Brief: Here is a block of records. Copy every line in it that includes "this".

# # # # # # #

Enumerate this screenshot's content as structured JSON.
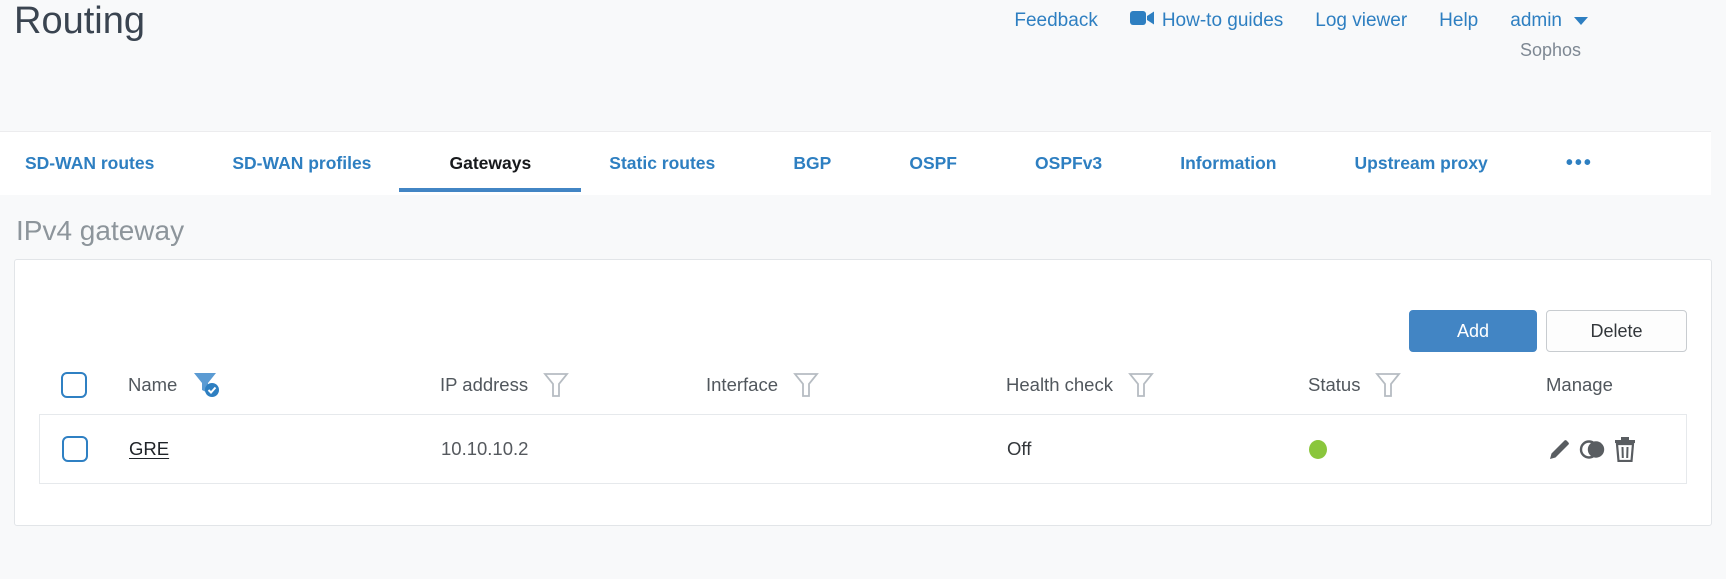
{
  "page": {
    "title": "Routing",
    "brand": "Sophos"
  },
  "top_nav": {
    "feedback": "Feedback",
    "howto_guides": "How-to guides",
    "log_viewer": "Log viewer",
    "help": "Help",
    "user": "admin"
  },
  "tabs": {
    "items": [
      {
        "label": "SD-WAN routes",
        "active": false
      },
      {
        "label": "SD-WAN profiles",
        "active": false
      },
      {
        "label": "Gateways",
        "active": true
      },
      {
        "label": "Static routes",
        "active": false
      },
      {
        "label": "BGP",
        "active": false
      },
      {
        "label": "OSPF",
        "active": false
      },
      {
        "label": "OSPFv3",
        "active": false
      },
      {
        "label": "Information",
        "active": false
      },
      {
        "label": "Upstream proxy",
        "active": false
      }
    ],
    "more_label": "•••"
  },
  "section": {
    "heading": "IPv4 gateway"
  },
  "toolbar": {
    "add": "Add",
    "delete": "Delete"
  },
  "table": {
    "columns": [
      {
        "label": "Name",
        "filter": "active"
      },
      {
        "label": "IP address",
        "filter": "inactive"
      },
      {
        "label": "Interface",
        "filter": "inactive"
      },
      {
        "label": "Health check",
        "filter": "inactive"
      },
      {
        "label": "Status",
        "filter": "inactive"
      },
      {
        "label": "Manage",
        "filter": "none"
      }
    ],
    "rows": [
      {
        "name": "GRE",
        "ip_address": "10.10.10.2",
        "interface": "",
        "health_check": "Off",
        "status_dot_color": "#8ac63c",
        "manage_actions": [
          "edit",
          "clone",
          "delete"
        ]
      }
    ]
  },
  "colors": {
    "link_blue": "#2e7fc1",
    "button_blue": "#4285c4",
    "active_tab_underline": "#4285c4",
    "status_green": "#8ac63c",
    "heading_gray": "#8d959b"
  }
}
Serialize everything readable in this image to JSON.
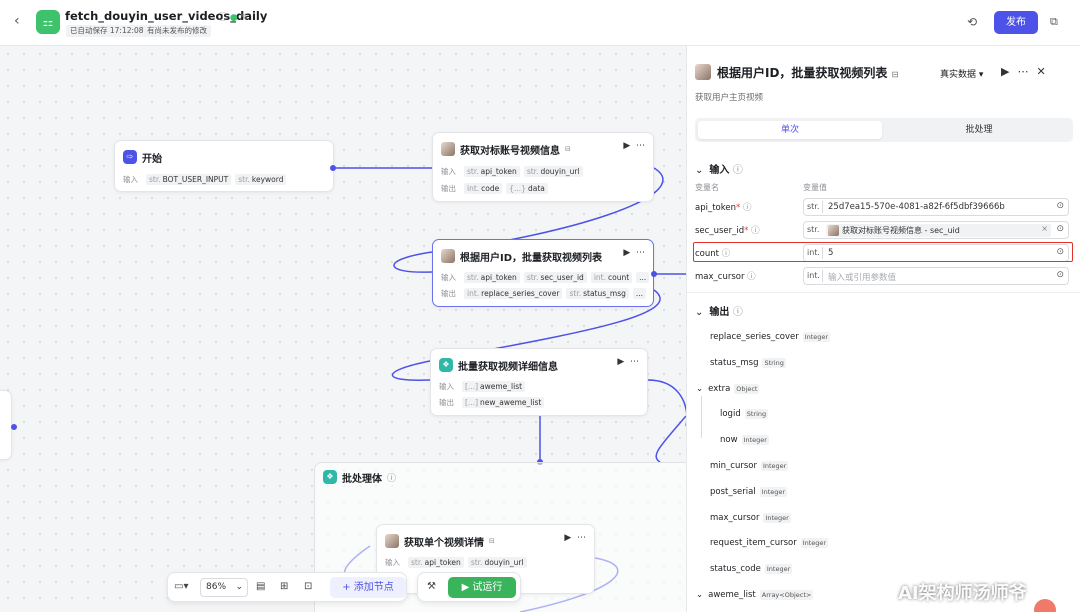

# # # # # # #

Your solution:
Enumerate this screenshot's content as structured JSON.
Serialize everything readable in this image to JSON.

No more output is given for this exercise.